There were great oral presentations and there was a phenomenal Virtual Poster Walk with Dr. Ahmedin Jemal from the American Cancer Society. He, by the way, is an author that we have all quoted. So, please check that out. But we were thrilled, absolutely thrilled to have Dr. Karen Knudsen, the CEO of the American Cancer Society (ACS) as our keynote speaker to address this important topic in her phenomenal and frankly, inspiring talk called “A Path Forward: Addressing Disparities in Genitourinary Cancers.” This talk was especially poignant because as you know, there is a new and robust collaboration between ASCO and the ACS that was announced earlier this month on February 1, regarding equity, diversity, and inclusion in cancer care. ASCO's work aims to address all of the important differences that can impact access to cancer care and outcomes, including age, gender, race, sexual orientation, and geography, both in the U.S. and internationally. ASCO has clearly aligned its equity, diversity, and inclusion (EDI) goals within the mission pillars of research, education, and quality.


Dr. Neeraj Agarwal: Thank you, Jason, for sharing your insights with us today. It is really an exciting time in GU oncology. Thank you.


Dr. Jason Efstathiou: Thank You, Neeraj. I totally agree.


Dr. Neeraj Agarwal: And thank you to our listeners for joining us today. You will find links to the abstracts discussed today on the transcript of this episode. Finally, if you like what you're hearing on the ASCO Daily News podcast, please take a moment to rate, review and subscribe wherever you get your podcast. Thank you so much.



Dr. Neeraj Agarwal:
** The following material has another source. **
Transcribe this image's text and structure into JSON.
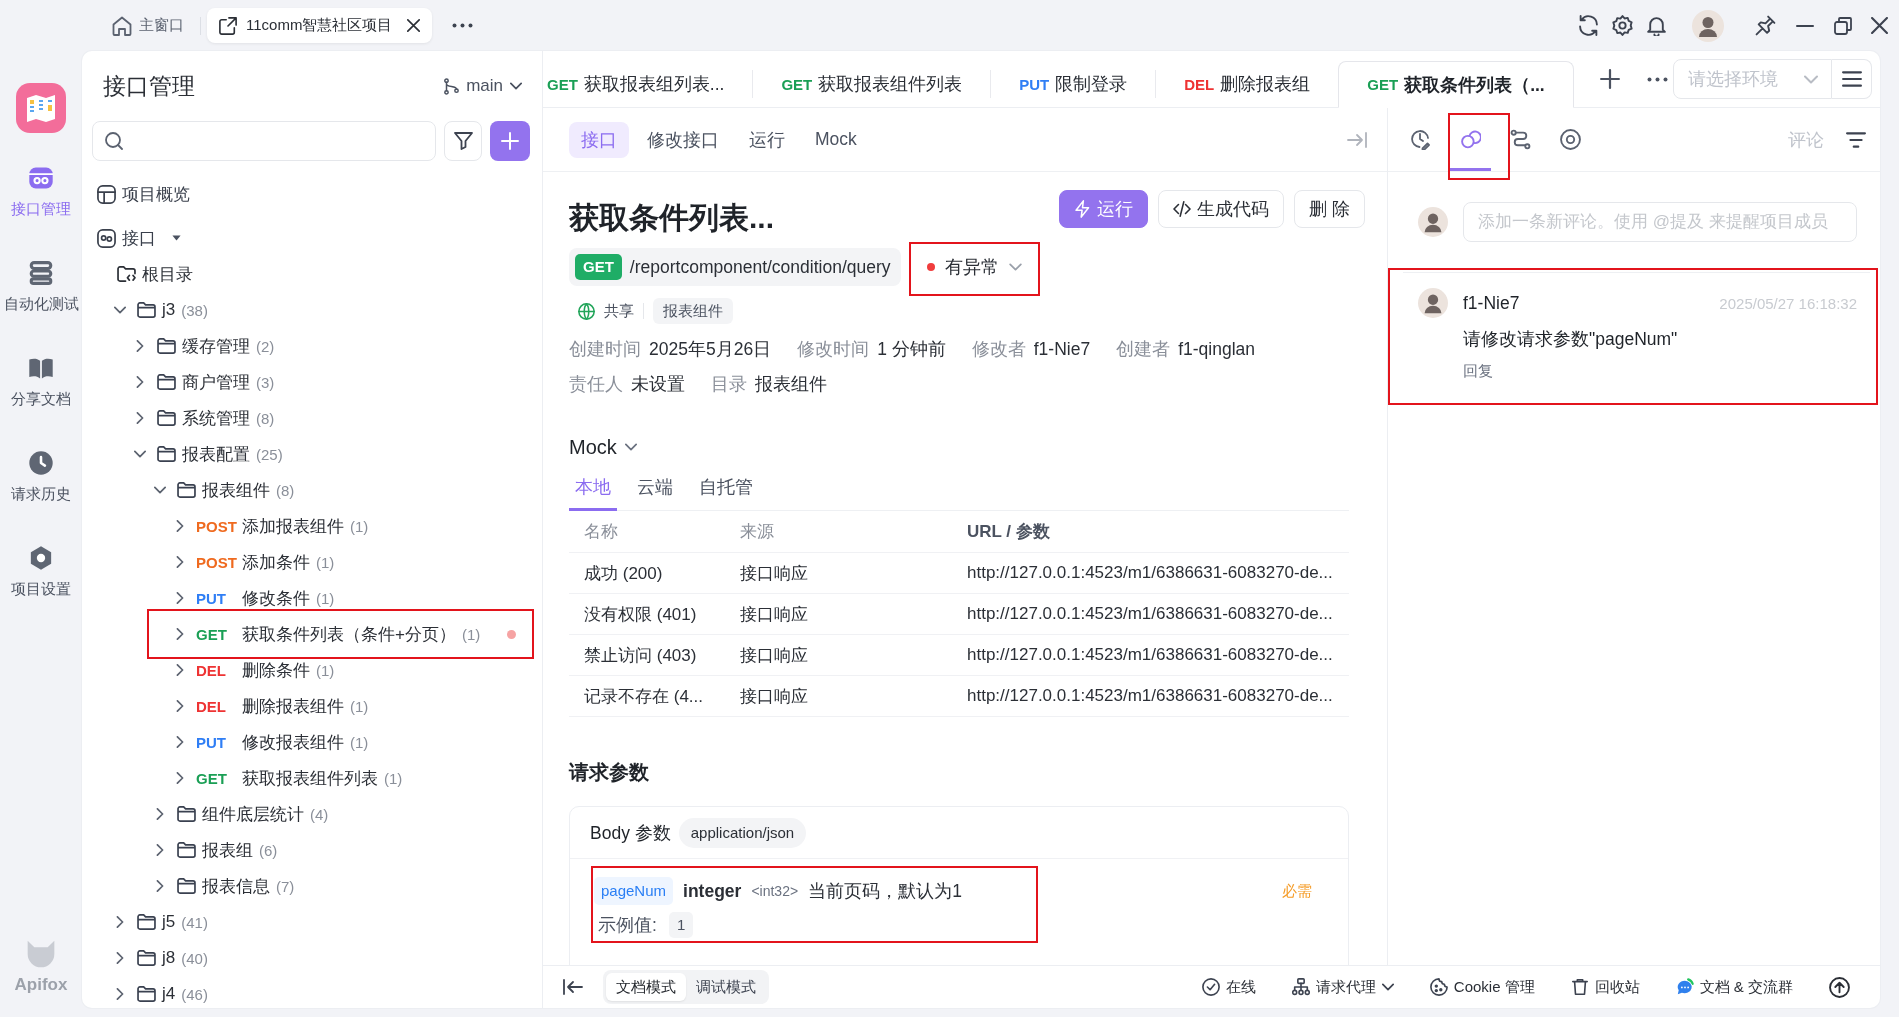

Consulting or Advisory Role: Pfizer, Medivation/Astellas, Bristol-Myers Squibb, AstraZeneca, Nektar, Lilly, Bayer, Pharmacyclics, Foundation Medicine, Astellas Pharma, Lilly, Exelixis, AstraZeneca, Merck, Novartis, lily, Eisai, Seattle Genetics, EMD Serono, Janssen Oncology, AVEO, Calithera Biosciences, MEI Pharma, Genentech, Astellas Pharma, Foundation Medicine, and Gilead Sciences
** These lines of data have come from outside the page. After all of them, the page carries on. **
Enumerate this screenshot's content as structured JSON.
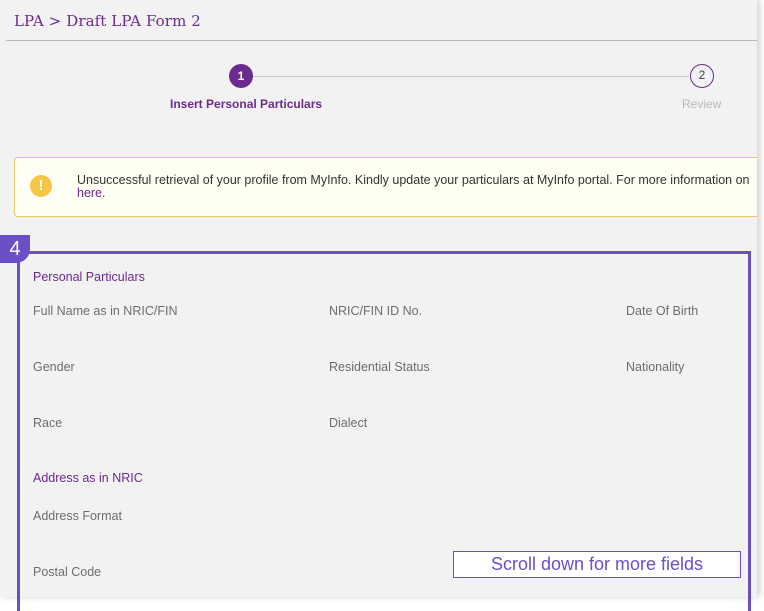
{
  "breadcrumb": "LPA > Draft LPA Form 2",
  "stepper": {
    "steps": [
      {
        "number": "1",
        "label": "Insert Personal Particulars"
      },
      {
        "number": "2",
        "label": "Review"
      }
    ]
  },
  "alert": {
    "icon": "exclamation-icon",
    "message": "Unsuccessful retrieval of your profile from MyInfo. Kindly update your particulars at MyInfo portal. For more information on",
    "link_text": "here."
  },
  "annotation": {
    "badge": "4",
    "note": "Scroll down for more fields"
  },
  "personal_particulars": {
    "title": "Personal Particulars",
    "fields": {
      "full_name": "Full Name as in NRIC/FIN",
      "nric": "NRIC/FIN ID No.",
      "dob": "Date Of Birth",
      "gender": "Gender",
      "residential_status": "Residential Status",
      "nationality": "Nationality",
      "race": "Race",
      "dialect": "Dialect"
    }
  },
  "address": {
    "title": "Address as in NRIC",
    "fields": {
      "address_format": "Address Format",
      "postal_code": "Postal Code"
    }
  }
}
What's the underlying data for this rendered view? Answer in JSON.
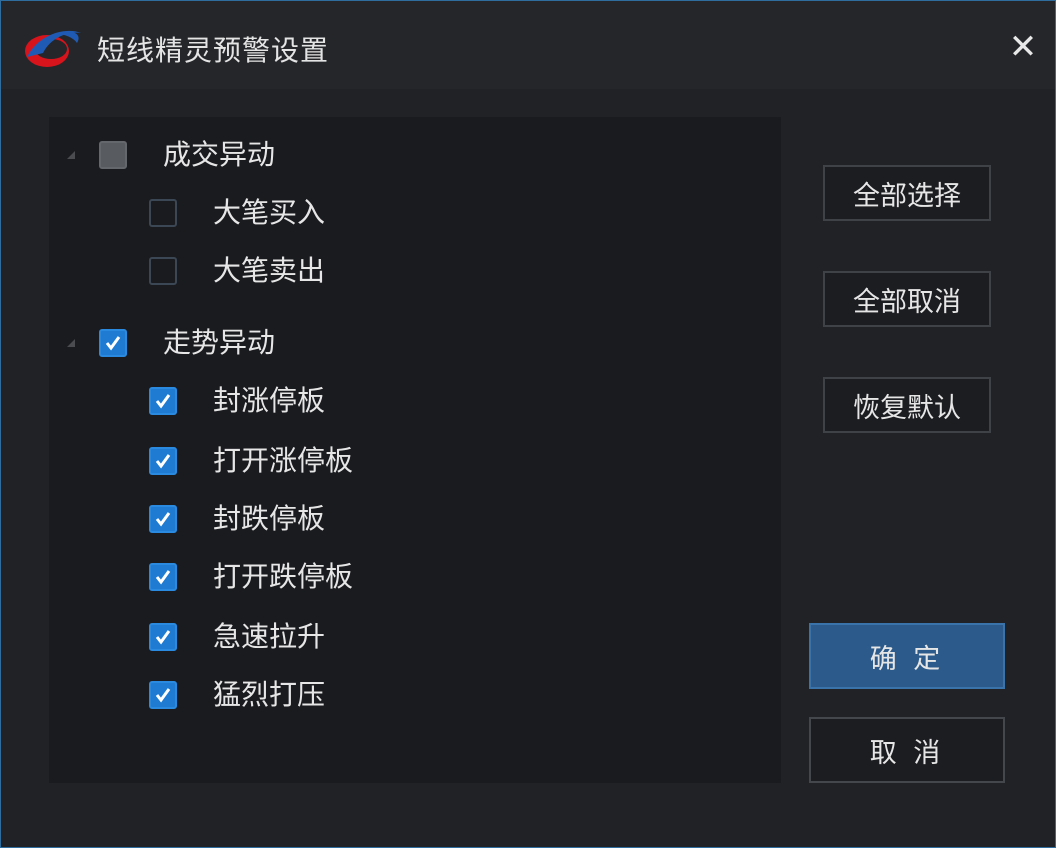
{
  "window": {
    "title": "短线精灵预警设置",
    "close_glyph": "✕",
    "logo": "app-logo-swoosh",
    "accent_color": "#1f7bd1"
  },
  "tree": {
    "groups": [
      {
        "label": "成交异动",
        "state": "partial",
        "expanded": true,
        "items": [
          {
            "label": "大笔买入",
            "checked": false
          },
          {
            "label": "大笔卖出",
            "checked": false
          }
        ]
      },
      {
        "label": "走势异动",
        "state": "checked",
        "expanded": true,
        "items": [
          {
            "label": "封涨停板",
            "checked": true
          },
          {
            "label": "打开涨停板",
            "checked": true
          },
          {
            "label": "封跌停板",
            "checked": true
          },
          {
            "label": "打开跌停板",
            "checked": true
          },
          {
            "label": "急速拉升",
            "checked": true
          },
          {
            "label": "猛烈打压",
            "checked": true
          }
        ]
      }
    ]
  },
  "actions": {
    "select_all": "全部选择",
    "deselect_all": "全部取消",
    "restore_default": "恢复默认",
    "ok": "确 定",
    "cancel": "取 消"
  }
}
Research Funding (Institution): Bayer, Bristol-Myers Squibb, Takeda, Pfizer, Exelixis, Amgen, AstraZeneca, Calithera Biosciences, Celldex, Eisai, Genentech, Immunomedics, Janssen, Merck, Lilly, Nektar, ORIC Pharmaceuticals, ORIC Pharmaceuticals, crispr therapeutics, and Arvinas


Dr. Jason Efstathiou:

Consulting or Advisory Role: Blue Earth Diagnostics, AstraZeneca, Boston Scientific, Roivant Pharma, Merck, and Myovant Sciences



The purpose of this podcast is to educate and to inform. This is not a substitute for professional medical care and is not intended for use in the diagnosis or treatment of individual conditions. Guests on this podcast express their own opinions, experience, and conclusions. Guests' statements on the podcast do not express the opinions of ASCO. The mention of any product, service, organization, activity, or therapy should not be construed as an ASCO endorsement.